Another change between 2004 and 2011 was to substitute several small bridges for culverts in the road, but this has the effect of reducing the amount of gravel fill and the environmental impact, the Corps noted.
The total amount of wetland acreage affected by the project did increase between the 2004 plan and the 2011 approved plan, from 13.4 acres to 58.5 acres.
“Most of this change was due to the road realignment and increase in pad size,” the Corps said.
The potential of a larger wetlands impact was also included in the alternatives in the 2004 EIS, according to the Corps filing.
The environmental lawsuit against CD-5 has had the effect of splitting the Inupiat community at Nuiqsut. While the six Nuiqsut residents are listed as lead plaintiffs, Nuiqsut’s village corporation, Kuukpik Corp., has intervened in the case on the side of the Corps and ConocoPhillips, the developer.
Kuukpik Corp. owns the surface lands where the CD-5 project is being built.
Arctic Slope Regional Corp. of Barrow, the regional Native development corporation for the North Slope, also intervened on behalf of the corps and ConocoPhillips. ASRC owns the mineral rights at CD-5 and will receive royalties from oil production.
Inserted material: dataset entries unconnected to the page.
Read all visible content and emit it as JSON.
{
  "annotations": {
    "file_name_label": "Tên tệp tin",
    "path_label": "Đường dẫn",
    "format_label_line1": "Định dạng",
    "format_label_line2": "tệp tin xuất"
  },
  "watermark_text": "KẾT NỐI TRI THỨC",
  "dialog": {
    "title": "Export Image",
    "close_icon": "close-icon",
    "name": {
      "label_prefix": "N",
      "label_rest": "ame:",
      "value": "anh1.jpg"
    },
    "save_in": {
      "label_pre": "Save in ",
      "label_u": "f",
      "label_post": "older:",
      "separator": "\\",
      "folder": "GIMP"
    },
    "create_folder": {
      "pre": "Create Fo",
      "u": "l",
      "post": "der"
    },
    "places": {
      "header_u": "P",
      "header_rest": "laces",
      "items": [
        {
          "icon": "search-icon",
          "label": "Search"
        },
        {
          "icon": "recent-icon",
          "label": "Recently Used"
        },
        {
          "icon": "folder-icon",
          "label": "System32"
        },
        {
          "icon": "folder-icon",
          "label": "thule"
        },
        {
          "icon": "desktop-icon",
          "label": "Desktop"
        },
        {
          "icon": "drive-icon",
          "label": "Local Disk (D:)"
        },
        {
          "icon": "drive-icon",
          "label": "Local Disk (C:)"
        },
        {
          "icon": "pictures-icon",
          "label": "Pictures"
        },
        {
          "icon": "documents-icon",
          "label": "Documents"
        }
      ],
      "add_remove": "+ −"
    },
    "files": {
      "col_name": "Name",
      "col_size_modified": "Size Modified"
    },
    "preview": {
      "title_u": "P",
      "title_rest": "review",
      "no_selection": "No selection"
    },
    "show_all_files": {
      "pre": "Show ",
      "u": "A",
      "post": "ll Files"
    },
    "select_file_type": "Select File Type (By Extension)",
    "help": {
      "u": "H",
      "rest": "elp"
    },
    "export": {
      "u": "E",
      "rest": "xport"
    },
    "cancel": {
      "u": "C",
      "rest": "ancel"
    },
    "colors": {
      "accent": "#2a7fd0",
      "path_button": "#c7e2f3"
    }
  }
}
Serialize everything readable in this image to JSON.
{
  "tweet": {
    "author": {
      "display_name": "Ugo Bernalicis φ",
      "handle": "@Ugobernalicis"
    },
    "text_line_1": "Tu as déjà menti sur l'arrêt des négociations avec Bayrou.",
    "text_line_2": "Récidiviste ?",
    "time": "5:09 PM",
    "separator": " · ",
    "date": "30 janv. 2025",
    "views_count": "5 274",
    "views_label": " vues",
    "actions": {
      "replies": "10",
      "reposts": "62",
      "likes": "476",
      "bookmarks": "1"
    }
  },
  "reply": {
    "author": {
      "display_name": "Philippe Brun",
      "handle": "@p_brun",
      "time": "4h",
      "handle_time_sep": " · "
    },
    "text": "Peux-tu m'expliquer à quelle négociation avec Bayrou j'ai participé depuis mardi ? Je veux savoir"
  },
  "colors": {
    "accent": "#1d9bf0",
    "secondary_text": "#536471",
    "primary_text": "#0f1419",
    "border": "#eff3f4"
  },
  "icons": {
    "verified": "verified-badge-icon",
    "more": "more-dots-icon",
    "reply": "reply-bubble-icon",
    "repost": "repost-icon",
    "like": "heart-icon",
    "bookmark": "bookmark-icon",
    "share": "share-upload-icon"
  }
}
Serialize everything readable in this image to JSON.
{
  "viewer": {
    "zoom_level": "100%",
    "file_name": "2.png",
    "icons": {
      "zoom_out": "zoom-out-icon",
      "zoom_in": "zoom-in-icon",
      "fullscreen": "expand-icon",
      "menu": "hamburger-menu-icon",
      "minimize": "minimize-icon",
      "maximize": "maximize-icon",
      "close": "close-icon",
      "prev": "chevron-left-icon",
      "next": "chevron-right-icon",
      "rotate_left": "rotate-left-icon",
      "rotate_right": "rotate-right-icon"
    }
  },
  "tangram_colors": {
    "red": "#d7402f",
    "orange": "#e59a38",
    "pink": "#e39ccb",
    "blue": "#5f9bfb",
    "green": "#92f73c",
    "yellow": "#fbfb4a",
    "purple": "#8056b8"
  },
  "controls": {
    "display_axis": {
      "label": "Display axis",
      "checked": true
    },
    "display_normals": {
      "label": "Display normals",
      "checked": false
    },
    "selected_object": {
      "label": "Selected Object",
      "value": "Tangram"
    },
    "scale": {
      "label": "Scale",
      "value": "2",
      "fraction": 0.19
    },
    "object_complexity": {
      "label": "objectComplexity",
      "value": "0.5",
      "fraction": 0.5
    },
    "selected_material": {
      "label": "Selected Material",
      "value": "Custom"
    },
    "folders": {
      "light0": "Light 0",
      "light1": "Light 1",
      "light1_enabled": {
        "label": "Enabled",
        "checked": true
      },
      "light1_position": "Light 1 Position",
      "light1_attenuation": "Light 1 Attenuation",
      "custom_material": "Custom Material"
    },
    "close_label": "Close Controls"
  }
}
According to people familiar with the land ownerships, Kuukpik will also receive a small overriding royalty through an agreement negotiated with ASRC because of the use of its surface lands.
Gleason will now decide whether to accept the Corps’ filing, and whether it will render the Clean Water Act claims of the plaintiffs moot. Gleason stated in her original decision ordering the Corps to present the documentation for the permit that she would rule on the CWA claims after receiving the information.